Still, Florida’s dram shop law isn’t as stringent as those enforced in many other states, some of which require bartenders and servers to avoid selling alcohol to patrons who are visibly intoxicated. A total of 42 states plus Washington D.C. have some form of “dram shop” law.Florida’s Dram Shop Law
Meanwhile, F.S. 768.125, Florida’s Dram Shop Law, passed in 1980, expressly releases those who sell or furnish alcohol to others from any liability unless:
- The person willfully and unlawfully sold or furnished alcoholic drinks to someone who was not of lawful drinking age (i.e., 21-years-old);
- The person knowingly sold alcohol to a person known to be habitually addicted the use of any or all alcoholic beverages.
An example of a scenario wherein Florida’s dram shop law could apply might be:
Averill stops at Avery’s Bar for a drink. The bartender is well aware that Averill has a serious drinking problem, but she decides to serve Averill drinks anyway. A few hours later, Averill gets into a vehicle, gets only a few blocks and runs over Aubrey, a pedestrian. In this scenario, Aubrey could seek damages against Avery’s Bar for servicing alcohol to Averill, knowing she was addicted to alcohol.
Now let’s say Averill isn’t addicted to alcohol (that the bartender knows about), but she is under 21. The bartender thinks she looks young, but doesn’t bother to check her ID. In that case also, Aubrey could seek damages against Avery’s Bar.
Our Fort Lauderdale lawyers should note too that in these scenarios, Averill could also seek damages from Avery’s Bar.
However, the statute does not apply to social hosts. So for example, if Avery throws a party and serves Averill alcohol, knowing she is underage, Avery isn’t going to be liable if Averill later gets into a drunk driving accident and hurts herself or someone else. However, Avery is likely to face criminal charges per F.S. 322.057, which authorizes suspension or revocation of a social host’s driver’s license for 3 to 6 months for a first-time violation, and up to one year for any subsequent violation. This provision doesn’t apply to an employee acting in the course and scope of employment.Winning a Dram Shop Lawsuit
Claims based on furnishing alcohol to an underage drinker tend to be easier for an attorney in Fort Lauderdale or elsewhere in Florida to prove than those rooted in knowledge of a patron’s alcoholism. That’s because while someone’s age is a cut-and-dried fact, proving habitual addiction – and a bartender’s knowledge of it – can be dicey.
Some evidence that could serve as proof of addiction:
- Court-ordered alcohol rehabilitation
- Multiple DUI arrest history
- Public intoxication arrest history
However, one must also show the establishment knew drinks were being served to an alcoholic. Plaintiffs are more likely to win in dram shop litigation if they can show the customer was a regular and the bartender knew or should have known about the addiction.

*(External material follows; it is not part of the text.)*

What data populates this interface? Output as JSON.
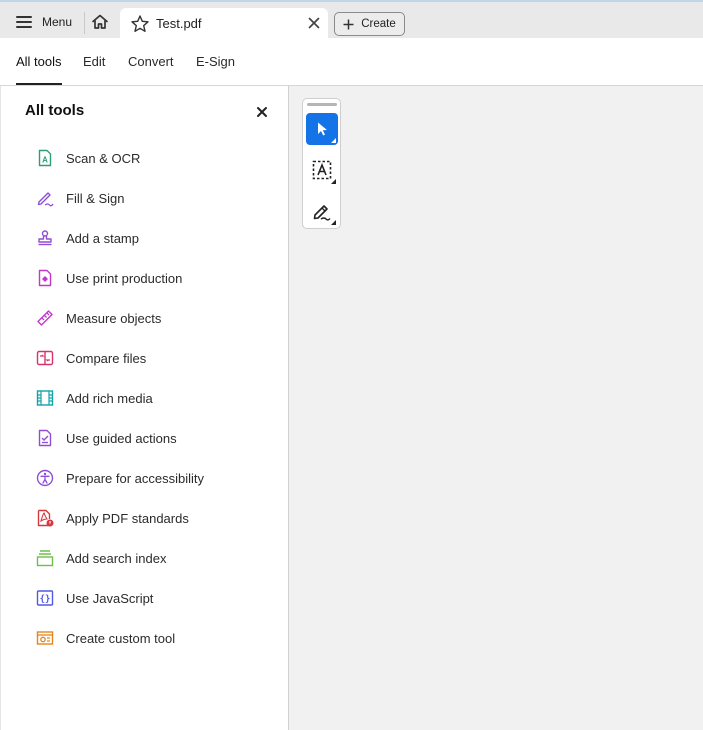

Contact Fort Lauderdale Lawyer Richard Ansara at The Ansara Law Firm, by calling (954) 761-4011 for a free consultation.